[Items from an interface collection]
┄┄┄┄┄┄┄┄┄┄┄┄┄┄┄┄┄┄┄┄

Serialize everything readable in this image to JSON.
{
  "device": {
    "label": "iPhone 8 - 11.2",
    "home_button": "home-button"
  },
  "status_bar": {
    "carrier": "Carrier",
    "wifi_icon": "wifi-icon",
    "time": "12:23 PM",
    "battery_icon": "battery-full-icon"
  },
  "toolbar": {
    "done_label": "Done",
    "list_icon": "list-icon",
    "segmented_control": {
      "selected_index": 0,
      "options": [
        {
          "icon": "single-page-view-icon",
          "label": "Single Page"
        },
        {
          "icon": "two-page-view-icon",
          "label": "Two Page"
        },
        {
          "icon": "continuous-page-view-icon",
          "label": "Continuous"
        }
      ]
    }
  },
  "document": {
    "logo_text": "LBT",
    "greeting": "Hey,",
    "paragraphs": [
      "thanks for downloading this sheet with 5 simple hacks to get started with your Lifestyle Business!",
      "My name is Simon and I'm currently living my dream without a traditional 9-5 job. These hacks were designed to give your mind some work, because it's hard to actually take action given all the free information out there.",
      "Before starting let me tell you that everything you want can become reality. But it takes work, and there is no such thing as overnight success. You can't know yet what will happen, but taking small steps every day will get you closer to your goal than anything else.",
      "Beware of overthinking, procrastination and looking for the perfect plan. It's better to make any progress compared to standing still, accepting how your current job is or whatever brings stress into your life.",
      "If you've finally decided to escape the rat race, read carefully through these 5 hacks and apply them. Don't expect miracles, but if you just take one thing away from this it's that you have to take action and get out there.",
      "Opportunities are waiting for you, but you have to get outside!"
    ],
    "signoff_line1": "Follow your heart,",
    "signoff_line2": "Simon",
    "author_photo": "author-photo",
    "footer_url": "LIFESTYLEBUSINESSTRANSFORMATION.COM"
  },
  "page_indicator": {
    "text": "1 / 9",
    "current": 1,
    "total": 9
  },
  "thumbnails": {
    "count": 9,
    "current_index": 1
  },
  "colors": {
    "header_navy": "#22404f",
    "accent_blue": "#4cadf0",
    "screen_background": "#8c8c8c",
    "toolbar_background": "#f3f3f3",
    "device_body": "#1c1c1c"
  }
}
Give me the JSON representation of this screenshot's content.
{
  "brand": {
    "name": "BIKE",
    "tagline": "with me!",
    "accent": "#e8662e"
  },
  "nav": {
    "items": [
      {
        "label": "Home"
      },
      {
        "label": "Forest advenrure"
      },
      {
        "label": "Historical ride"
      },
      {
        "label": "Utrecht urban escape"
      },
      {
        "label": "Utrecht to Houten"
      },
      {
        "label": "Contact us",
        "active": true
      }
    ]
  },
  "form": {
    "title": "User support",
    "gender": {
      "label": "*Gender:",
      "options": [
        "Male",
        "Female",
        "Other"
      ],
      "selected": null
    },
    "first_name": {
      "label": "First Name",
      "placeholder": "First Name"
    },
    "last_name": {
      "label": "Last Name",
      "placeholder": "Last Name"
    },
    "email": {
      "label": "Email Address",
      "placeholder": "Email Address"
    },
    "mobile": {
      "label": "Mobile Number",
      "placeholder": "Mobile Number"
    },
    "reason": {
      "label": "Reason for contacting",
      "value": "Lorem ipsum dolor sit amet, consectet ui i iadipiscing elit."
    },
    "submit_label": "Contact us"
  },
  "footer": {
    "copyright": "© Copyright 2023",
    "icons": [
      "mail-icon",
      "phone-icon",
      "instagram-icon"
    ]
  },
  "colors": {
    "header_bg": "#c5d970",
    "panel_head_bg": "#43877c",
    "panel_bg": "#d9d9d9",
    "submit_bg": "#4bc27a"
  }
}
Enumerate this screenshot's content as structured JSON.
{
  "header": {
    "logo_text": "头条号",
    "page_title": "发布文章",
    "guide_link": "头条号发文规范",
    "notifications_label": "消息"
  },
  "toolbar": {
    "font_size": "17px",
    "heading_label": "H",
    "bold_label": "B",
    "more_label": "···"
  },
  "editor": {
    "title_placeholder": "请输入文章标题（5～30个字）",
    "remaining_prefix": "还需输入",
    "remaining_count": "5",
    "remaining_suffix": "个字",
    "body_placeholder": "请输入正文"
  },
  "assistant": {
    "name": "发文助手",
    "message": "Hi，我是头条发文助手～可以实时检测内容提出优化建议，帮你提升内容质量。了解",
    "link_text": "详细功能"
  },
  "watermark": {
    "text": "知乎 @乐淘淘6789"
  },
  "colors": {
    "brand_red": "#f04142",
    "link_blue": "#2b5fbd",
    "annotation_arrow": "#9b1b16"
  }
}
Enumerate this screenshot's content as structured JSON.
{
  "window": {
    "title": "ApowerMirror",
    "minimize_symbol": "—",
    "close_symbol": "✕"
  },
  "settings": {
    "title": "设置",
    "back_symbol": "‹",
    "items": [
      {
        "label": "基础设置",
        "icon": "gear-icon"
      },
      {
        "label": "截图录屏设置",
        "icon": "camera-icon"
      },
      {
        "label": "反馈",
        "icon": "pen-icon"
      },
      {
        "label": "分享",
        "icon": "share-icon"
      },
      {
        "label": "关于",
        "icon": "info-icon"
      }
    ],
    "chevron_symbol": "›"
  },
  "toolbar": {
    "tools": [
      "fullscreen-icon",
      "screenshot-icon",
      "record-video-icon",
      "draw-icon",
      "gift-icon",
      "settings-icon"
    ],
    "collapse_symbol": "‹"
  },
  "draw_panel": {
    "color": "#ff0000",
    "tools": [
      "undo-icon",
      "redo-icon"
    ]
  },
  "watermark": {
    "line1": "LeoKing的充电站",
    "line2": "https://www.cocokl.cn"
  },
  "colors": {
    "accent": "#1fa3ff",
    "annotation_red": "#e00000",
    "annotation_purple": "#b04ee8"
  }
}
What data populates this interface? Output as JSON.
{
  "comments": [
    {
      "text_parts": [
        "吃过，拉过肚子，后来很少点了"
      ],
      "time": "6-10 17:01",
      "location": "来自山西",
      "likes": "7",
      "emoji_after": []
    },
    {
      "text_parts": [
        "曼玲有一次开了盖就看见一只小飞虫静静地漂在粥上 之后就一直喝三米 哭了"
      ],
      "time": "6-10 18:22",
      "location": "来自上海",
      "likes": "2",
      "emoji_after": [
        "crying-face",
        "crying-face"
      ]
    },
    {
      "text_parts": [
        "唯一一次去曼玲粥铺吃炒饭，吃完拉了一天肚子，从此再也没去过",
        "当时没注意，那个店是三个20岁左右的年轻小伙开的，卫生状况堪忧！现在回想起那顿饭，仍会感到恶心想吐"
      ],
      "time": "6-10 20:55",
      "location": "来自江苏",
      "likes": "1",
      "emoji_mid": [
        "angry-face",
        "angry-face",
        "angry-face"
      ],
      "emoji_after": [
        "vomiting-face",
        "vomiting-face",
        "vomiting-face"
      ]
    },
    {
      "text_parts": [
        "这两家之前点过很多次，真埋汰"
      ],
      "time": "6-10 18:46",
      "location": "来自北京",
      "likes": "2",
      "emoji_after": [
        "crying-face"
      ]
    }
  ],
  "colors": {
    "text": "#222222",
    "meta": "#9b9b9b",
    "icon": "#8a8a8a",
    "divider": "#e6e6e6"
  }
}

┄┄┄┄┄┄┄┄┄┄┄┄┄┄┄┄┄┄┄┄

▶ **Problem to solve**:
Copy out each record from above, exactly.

▶ **Answer box**:
Serialize everything readable in this image to JSON.
{
  "device": {
    "label": "iPhone 8 - 11.2",
    "home_button": "home-button"
  },
  "status_bar": {
    "carrier": "Carrier",
    "wifi_icon": "wifi-icon",
    "time": "12:23 PM",
    "battery_icon": "battery-full-icon"
  },
  "toolbar": {
    "done_label": "Done",
    "list_icon": "list-icon",
    "segmented_control": {
      "selected_index": 0,
      "options": [
        {
          "icon": "single-page-view-icon",
          "label": "Single Page"
        },
        {
          "icon": "two-page-view-icon",
          "label": "Two Page"
        },
        {
          "icon": "continuous-page-view-icon",
          "label": "Continuous"
        }
      ]
    }
  },
  "document": {
    "logo_text": "LBT",
    "greeting": "Hey,",
    "paragraphs": [
      "thanks for downloading this sheet with 5 simple hacks to get started with your Lifestyle Business!",
      "My name is Simon and I'm currently living my dream without a traditional 9-5 job. These hacks were designed to give your mind some work, because it's hard to actually take action given all the free information out there.",
      "Before starting let me tell you that everything you want can become reality. But it takes work, and there is no such thing as overnight success. You can't know yet what will happen, but taking small steps every day will get you closer to your goal than anything else.",
      "Beware of overthinking, procrastination and looking for the perfect plan. It's better to make any progress compared to standing still, accepting how your current job is or whatever brings stress into your life.",
      "If you've finally decided to escape the rat race, read carefully through these 5 hacks and apply them. Don't expect miracles, but if you just take one thing away from this it's that you have to take action and get out there.",
      "Opportunities are waiting for you, but you have to get outside!"
    ],
    "signoff_line1": "Follow your heart,",
    "signoff_line2": "Simon",
    "author_photo": "author-photo",
    "footer_url": "LIFESTYLEBUSINESSTRANSFORMATION.COM"
  },
  "page_indicator": {
    "text": "1 / 9",
    "current": 1,
    "total": 9
  },
  "thumbnails": {
    "count": 9,
    "current_index": 1
  },
  "colors": {
    "header_navy": "#22404f",
    "accent_blue": "#4cadf0",
    "screen_background": "#8c8c8c",
    "toolbar_background": "#f3f3f3",
    "device_body": "#1c1c1c"
  }
}
Give me the JSON representation of this screenshot's content.
{
  "brand": {
    "name": "BIKE",
    "tagline": "with me!",
    "accent": "#e8662e"
  },
  "nav": {
    "items": [
      {
        "label": "Home"
      },
      {
        "label": "Forest advenrure"
      },
      {
        "label": "Historical ride"
      },
      {
        "label": "Utrecht urban escape"
      },
      {
        "label": "Utrecht to Houten"
      },
      {
        "label": "Contact us",
        "active": true
      }
    ]
  },
  "form": {
    "title": "User support",
    "gender": {
      "label": "*Gender:",
      "options": [
        "Male",
        "Female",
        "Other"
      ],
      "selected": null
    },
    "first_name": {
      "label": "First Name",
      "placeholder": "First Name"
    },
    "last_name": {
      "label": "Last Name",
      "placeholder": "Last Name"
    },
    "email": {
      "label": "Email Address",
      "placeholder": "Email Address"
    },
    "mobile": {
      "label": "Mobile Number",
      "placeholder": "Mobile Number"
    },
    "reason": {
      "label": "Reason for contacting",
      "value": "Lorem ipsum dolor sit amet, consectet ui i iadipiscing elit."
    },
    "submit_label": "Contact us"
  },
  "footer": {
    "copyright": "© Copyright 2023",
    "icons": [
      "mail-icon",
      "phone-icon",
      "instagram-icon"
    ]
  },
  "colors": {
    "header_bg": "#c5d970",
    "panel_head_bg": "#43877c",
    "panel_bg": "#d9d9d9",
    "submit_bg": "#4bc27a"
  }
}
Enumerate this screenshot's content as structured JSON.
{
  "header": {
    "logo_text": "头条号",
    "page_title": "发布文章",
    "guide_link": "头条号发文规范",
    "notifications_label": "消息"
  },
  "toolbar": {
    "font_size": "17px",
    "heading_label": "H",
    "bold_label": "B",
    "more_label": "···"
  },
  "editor": {
    "title_placeholder": "请输入文章标题（5～30个字）",
    "remaining_prefix": "还需输入",
    "remaining_count": "5",
    "remaining_suffix": "个字",
    "body_placeholder": "请输入正文"
  },
  "assistant": {
    "name": "发文助手",
    "message": "Hi，我是头条发文助手～可以实时检测内容提出优化建议，帮你提升内容质量。了解",
    "link_text": "详细功能"
  },
  "watermark": {
    "text": "知乎 @乐淘淘6789"
  },
  "colors": {
    "brand_red": "#f04142",
    "link_blue": "#2b5fbd",
    "annotation_arrow": "#9b1b16"
  }
}
Enumerate this screenshot's content as structured JSON.
{
  "window": {
    "title": "ApowerMirror",
    "minimize_symbol": "—",
    "close_symbol": "✕"
  },
  "settings": {
    "title": "设置",
    "back_symbol": "‹",
    "items": [
      {
        "label": "基础设置",
        "icon": "gear-icon"
      },
      {
        "label": "截图录屏设置",
        "icon": "camera-icon"
      },
      {
        "label": "反馈",
        "icon": "pen-icon"
      },
      {
        "label": "分享",
        "icon": "share-icon"
      },
      {
        "label": "关于",
        "icon": "info-icon"
      }
    ],
    "chevron_symbol": "›"
  },
  "toolbar": {
    "tools": [
      "fullscreen-icon",
      "screenshot-icon",
      "record-video-icon",
      "draw-icon",
      "gift-icon",
      "settings-icon"
    ],
    "collapse_symbol": "‹"
  },
  "draw_panel": {
    "color": "#ff0000",
    "tools": [
      "undo-icon",
      "redo-icon"
    ]
  },
  "watermark": {
    "line1": "LeoKing的充电站",
    "line2": "https://www.cocokl.cn"
  },
  "colors": {
    "accent": "#1fa3ff",
    "annotation_red": "#e00000",
    "annotation_purple": "#b04ee8"
  }
}
What data populates this interface? Output as JSON.
{
  "comments": [
    {
      "text_parts": [
        "吃过，拉过肚子，后来很少点了"
      ],
      "time": "6-10 17:01",
      "location": "来自山西",
      "likes": "7",
      "emoji_after": []
    },
    {
      "text_parts": [
        "曼玲有一次开了盖就看见一只小飞虫静静地漂在粥上 之后就一直喝三米 哭了"
      ],
      "time": "6-10 18:22",
      "location": "来自上海",
      "likes": "2",
      "emoji_after": [
        "crying-face",
        "crying-face"
      ]
    },
    {
      "text_parts": [
        "唯一一次去曼玲粥铺吃炒饭，吃完拉了一天肚子，从此再也没去过",
        "当时没注意，那个店是三个20岁左右的年轻小伙开的，卫生状况堪忧！现在回想起那顿饭，仍会感到恶心想吐"
      ],
      "time": "6-10 20:55",
      "location": "来自江苏",
      "likes": "1",
      "emoji_mid": [
        "angry-face",
        "angry-face",
        "angry-face"
      ],
      "emoji_after": [
        "vomiting-face",
        "vomiting-face",
        "vomiting-face"
      ]
    },
    {
      "text_parts": [
        "这两家之前点过很多次，真埋汰"
      ],
      "time": "6-10 18:46",
      "location": "来自北京",
      "likes": "2",
      "emoji_after": [
        "crying-face"
      ]
    }
  ],
  "colors": {
    "text": "#222222",
    "meta": "#9b9b9b",
    "icon": "#8a8a8a",
    "divider": "#e6e6e6"
  }
}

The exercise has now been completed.